### ASSIGNED TASK
Write out every line below that includes the word "Boost".

[Element data from apps and pages]
- - - -

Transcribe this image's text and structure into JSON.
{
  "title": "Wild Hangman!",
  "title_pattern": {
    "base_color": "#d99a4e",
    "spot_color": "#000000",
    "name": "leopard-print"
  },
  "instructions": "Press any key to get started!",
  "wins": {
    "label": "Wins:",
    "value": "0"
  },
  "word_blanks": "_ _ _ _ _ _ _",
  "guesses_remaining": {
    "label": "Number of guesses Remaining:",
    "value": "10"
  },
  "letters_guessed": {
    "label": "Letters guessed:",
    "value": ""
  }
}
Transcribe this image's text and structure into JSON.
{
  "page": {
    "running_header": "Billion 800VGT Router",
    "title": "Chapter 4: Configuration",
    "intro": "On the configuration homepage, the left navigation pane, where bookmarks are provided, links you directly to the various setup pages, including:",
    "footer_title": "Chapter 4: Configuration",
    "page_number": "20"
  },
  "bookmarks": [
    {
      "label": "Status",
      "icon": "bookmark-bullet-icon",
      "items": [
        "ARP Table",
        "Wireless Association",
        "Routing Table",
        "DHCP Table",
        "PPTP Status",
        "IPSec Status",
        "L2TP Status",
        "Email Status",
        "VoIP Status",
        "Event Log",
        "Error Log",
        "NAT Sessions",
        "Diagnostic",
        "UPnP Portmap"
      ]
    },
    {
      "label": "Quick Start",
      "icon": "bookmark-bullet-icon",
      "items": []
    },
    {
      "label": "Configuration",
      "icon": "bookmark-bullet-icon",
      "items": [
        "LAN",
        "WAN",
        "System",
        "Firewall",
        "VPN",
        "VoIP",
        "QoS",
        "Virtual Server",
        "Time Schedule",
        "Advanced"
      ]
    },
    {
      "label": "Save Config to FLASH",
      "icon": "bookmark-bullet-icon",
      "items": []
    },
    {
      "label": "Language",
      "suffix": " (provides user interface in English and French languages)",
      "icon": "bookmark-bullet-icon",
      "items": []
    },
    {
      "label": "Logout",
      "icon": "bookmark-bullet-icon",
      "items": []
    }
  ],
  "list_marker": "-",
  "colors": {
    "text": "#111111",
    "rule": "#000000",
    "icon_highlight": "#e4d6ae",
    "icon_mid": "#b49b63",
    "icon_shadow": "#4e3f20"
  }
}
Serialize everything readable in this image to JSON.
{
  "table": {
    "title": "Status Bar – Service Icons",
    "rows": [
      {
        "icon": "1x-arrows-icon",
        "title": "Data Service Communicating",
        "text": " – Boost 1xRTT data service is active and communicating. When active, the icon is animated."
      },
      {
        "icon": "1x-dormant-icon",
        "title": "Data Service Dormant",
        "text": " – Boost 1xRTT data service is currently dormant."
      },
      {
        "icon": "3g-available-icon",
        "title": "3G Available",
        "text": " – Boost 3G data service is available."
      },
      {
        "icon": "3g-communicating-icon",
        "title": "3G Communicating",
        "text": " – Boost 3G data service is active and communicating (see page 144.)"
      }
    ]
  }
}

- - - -

### WRITTEN RESPONSE
        "text": " – Boost 1xRTT data service is active and communicating. When active, the icon is animated."
        "text": " – Boost 1xRTT data service is currently dormant."
        "text": " – Boost 3G data service is available."
        "text": " – Boost 3G data service is active and communicating (see page 144.)"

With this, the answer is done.